Web page and app entries
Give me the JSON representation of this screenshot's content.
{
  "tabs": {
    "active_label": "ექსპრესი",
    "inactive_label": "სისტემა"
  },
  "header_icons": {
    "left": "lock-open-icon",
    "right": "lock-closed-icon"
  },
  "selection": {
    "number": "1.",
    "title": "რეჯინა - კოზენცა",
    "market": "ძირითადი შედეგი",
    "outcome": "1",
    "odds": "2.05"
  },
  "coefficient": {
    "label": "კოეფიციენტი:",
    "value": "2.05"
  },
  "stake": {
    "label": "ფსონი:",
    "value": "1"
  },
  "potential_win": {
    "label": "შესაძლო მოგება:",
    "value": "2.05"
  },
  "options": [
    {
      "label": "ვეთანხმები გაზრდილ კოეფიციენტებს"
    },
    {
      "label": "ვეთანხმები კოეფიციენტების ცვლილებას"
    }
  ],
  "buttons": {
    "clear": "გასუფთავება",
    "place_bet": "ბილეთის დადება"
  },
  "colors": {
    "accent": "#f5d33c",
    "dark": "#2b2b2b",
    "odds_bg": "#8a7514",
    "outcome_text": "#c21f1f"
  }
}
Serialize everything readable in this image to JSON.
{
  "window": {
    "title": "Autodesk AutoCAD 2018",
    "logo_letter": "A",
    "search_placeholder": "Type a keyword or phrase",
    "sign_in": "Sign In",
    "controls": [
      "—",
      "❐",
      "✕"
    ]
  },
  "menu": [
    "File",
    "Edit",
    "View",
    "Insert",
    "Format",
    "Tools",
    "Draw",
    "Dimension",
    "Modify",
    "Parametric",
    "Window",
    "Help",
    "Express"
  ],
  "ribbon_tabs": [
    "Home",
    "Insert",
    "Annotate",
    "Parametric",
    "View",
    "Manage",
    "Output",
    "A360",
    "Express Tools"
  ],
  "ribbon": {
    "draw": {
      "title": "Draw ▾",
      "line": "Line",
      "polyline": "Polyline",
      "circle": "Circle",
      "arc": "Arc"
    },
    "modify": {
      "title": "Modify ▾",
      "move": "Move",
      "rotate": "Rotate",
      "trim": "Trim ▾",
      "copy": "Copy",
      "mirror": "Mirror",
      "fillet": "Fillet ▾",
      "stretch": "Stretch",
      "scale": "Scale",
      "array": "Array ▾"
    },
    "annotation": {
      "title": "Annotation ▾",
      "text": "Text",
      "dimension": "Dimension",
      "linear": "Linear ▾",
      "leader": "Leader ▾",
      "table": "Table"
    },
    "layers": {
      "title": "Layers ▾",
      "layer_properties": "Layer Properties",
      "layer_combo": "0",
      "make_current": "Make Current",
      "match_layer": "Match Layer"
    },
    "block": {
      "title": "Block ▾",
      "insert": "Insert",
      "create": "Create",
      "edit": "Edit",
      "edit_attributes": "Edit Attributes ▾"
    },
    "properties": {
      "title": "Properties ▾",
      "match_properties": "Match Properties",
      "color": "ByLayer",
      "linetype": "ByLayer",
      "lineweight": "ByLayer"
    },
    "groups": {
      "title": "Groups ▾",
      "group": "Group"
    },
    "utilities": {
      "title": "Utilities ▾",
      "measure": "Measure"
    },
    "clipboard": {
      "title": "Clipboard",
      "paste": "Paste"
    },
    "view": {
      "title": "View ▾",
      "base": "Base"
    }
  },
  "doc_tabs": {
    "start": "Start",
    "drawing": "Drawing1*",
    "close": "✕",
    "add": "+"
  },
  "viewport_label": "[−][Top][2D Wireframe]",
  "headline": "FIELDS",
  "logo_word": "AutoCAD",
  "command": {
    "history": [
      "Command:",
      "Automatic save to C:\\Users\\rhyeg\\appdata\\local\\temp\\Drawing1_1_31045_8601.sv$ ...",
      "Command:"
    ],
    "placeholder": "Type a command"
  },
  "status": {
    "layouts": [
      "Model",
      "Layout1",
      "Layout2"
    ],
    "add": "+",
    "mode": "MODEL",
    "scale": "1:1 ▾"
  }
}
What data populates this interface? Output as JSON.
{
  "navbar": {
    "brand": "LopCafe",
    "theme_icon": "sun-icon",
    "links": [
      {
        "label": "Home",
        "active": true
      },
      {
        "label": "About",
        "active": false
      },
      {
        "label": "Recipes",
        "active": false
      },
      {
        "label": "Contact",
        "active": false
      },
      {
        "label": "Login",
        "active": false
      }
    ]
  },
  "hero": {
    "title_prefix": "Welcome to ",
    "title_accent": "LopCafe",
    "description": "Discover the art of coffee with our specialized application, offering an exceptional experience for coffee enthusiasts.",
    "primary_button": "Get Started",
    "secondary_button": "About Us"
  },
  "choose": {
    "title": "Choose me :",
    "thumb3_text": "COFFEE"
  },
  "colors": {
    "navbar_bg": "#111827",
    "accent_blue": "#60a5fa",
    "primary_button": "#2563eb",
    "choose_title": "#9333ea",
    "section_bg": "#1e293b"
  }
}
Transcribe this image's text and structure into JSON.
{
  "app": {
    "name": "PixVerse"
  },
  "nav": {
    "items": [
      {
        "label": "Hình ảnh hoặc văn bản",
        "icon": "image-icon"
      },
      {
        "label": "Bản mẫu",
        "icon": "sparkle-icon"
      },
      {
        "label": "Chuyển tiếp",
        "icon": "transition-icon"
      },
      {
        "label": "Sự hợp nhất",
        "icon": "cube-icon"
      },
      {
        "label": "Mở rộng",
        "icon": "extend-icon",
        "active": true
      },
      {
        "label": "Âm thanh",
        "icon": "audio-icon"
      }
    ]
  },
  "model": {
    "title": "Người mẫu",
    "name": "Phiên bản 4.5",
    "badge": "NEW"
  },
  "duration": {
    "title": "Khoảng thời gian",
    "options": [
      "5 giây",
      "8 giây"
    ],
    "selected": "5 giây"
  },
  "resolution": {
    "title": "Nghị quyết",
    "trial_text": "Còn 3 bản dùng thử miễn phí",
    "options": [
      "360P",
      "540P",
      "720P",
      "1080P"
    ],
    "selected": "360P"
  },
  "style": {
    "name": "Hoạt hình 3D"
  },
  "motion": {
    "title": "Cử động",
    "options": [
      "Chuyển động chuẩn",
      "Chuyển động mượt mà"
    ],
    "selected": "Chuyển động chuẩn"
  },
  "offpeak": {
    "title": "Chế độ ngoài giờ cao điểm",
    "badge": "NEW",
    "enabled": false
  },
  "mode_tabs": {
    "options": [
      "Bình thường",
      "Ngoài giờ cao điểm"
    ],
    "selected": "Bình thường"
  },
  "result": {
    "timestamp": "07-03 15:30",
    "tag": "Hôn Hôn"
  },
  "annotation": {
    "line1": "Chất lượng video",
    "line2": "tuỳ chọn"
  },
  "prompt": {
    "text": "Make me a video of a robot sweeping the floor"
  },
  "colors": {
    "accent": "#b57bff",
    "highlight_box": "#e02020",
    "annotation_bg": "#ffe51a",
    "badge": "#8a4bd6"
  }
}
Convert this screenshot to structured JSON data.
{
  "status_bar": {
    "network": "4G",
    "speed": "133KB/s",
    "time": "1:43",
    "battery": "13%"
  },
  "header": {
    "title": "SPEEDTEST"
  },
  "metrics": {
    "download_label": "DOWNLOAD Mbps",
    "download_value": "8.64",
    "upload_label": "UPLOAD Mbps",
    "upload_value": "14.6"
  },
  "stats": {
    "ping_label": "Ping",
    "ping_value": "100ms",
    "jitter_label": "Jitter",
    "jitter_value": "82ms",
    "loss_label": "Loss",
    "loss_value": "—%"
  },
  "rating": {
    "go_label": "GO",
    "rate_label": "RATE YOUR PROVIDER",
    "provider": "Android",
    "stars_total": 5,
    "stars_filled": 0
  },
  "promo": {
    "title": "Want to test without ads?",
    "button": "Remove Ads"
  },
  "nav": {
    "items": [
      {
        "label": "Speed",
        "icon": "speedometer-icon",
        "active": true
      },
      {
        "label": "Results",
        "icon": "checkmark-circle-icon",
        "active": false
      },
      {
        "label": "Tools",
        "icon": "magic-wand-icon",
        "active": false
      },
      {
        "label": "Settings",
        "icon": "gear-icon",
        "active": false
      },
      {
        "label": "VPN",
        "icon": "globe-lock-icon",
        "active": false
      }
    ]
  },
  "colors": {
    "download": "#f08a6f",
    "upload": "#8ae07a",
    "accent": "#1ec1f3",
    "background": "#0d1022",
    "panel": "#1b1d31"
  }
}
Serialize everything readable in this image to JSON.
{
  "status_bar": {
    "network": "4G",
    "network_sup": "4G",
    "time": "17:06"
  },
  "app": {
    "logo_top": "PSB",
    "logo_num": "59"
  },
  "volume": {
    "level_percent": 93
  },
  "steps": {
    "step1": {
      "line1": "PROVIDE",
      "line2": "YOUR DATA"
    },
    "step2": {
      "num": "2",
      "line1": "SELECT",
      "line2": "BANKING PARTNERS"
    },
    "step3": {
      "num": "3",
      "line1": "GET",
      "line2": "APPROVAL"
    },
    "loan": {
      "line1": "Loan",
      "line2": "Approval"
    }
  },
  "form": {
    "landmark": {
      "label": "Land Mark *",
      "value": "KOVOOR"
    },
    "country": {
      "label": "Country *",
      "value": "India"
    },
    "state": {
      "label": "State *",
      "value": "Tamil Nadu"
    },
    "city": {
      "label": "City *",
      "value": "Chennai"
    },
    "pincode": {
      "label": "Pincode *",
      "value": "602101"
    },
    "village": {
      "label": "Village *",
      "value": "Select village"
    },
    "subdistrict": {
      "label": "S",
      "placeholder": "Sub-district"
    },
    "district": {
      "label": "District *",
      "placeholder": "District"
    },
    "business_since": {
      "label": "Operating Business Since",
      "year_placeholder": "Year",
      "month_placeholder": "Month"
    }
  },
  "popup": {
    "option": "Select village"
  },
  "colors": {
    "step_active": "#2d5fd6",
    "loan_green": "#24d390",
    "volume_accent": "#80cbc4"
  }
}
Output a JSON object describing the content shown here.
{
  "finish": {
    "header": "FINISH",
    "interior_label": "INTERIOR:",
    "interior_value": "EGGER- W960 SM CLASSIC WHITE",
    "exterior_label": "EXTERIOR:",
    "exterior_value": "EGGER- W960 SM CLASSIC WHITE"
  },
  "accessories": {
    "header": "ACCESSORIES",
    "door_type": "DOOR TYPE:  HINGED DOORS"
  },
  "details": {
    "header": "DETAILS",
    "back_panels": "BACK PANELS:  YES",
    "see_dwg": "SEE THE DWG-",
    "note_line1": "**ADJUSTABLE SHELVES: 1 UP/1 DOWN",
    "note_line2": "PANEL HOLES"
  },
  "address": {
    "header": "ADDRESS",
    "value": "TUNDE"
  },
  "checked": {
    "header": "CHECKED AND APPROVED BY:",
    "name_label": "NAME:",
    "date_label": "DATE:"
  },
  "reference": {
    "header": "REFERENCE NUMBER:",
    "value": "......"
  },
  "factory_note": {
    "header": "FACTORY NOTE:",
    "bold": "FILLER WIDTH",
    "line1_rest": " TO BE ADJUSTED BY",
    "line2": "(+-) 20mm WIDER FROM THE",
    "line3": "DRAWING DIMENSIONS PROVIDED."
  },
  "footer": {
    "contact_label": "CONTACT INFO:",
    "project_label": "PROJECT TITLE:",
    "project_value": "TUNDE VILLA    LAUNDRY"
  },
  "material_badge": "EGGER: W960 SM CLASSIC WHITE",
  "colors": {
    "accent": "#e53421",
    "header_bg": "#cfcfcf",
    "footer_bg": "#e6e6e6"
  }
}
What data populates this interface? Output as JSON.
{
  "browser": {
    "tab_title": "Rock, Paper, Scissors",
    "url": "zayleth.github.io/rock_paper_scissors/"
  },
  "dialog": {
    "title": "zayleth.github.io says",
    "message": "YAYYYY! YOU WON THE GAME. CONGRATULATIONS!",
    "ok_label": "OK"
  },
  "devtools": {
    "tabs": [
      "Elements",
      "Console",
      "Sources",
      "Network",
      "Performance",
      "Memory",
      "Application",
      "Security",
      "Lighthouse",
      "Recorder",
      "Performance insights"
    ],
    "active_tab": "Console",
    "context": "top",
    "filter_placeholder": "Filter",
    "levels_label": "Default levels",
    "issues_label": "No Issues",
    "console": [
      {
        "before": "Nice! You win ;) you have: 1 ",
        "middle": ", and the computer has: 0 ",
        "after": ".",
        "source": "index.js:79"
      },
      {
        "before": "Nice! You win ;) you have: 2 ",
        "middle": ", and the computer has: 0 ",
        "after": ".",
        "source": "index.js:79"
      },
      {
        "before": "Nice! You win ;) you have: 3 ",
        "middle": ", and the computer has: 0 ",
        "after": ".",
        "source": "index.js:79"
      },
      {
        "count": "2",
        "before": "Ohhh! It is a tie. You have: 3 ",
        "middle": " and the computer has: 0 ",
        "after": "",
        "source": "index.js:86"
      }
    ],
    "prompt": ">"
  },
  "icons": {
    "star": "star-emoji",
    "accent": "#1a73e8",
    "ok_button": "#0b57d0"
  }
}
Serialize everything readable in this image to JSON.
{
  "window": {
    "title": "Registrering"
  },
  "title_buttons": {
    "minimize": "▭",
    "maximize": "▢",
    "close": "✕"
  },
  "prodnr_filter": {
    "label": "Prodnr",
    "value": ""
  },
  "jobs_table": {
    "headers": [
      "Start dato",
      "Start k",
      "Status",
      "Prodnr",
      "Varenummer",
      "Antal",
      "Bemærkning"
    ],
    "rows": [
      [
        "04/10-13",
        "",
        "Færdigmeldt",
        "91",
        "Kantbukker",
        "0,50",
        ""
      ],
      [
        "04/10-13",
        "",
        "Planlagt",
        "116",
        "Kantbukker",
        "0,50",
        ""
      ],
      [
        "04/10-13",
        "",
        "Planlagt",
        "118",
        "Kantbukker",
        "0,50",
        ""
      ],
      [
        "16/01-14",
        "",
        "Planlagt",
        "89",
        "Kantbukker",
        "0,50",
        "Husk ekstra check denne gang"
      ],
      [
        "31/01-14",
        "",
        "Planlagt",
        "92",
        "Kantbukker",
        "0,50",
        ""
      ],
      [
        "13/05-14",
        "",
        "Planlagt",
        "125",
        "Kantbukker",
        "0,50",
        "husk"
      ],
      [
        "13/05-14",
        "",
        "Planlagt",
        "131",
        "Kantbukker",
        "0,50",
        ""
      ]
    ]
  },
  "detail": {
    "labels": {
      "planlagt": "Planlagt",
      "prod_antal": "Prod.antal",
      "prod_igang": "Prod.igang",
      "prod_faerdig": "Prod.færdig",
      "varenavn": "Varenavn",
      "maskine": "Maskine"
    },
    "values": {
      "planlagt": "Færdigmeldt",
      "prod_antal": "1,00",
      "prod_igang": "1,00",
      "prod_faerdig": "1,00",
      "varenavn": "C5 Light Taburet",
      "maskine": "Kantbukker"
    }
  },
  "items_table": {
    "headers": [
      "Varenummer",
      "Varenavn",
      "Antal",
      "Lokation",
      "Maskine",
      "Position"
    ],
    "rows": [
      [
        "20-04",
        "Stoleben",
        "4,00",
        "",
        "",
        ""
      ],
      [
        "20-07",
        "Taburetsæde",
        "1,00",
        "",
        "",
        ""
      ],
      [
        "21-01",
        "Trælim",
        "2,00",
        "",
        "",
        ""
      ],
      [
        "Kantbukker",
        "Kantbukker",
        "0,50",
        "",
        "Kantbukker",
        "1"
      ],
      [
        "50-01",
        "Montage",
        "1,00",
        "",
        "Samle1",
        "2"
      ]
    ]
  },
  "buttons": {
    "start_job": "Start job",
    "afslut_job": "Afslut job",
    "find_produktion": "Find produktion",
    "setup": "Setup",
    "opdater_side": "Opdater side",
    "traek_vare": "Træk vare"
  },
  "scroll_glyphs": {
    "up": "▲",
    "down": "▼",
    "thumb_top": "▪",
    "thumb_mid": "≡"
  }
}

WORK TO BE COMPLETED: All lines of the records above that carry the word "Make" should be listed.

SOLVED EXERCISE:
      "make_current": "Make Current",
    "text": "Make me a video of a robot sweeping the floor"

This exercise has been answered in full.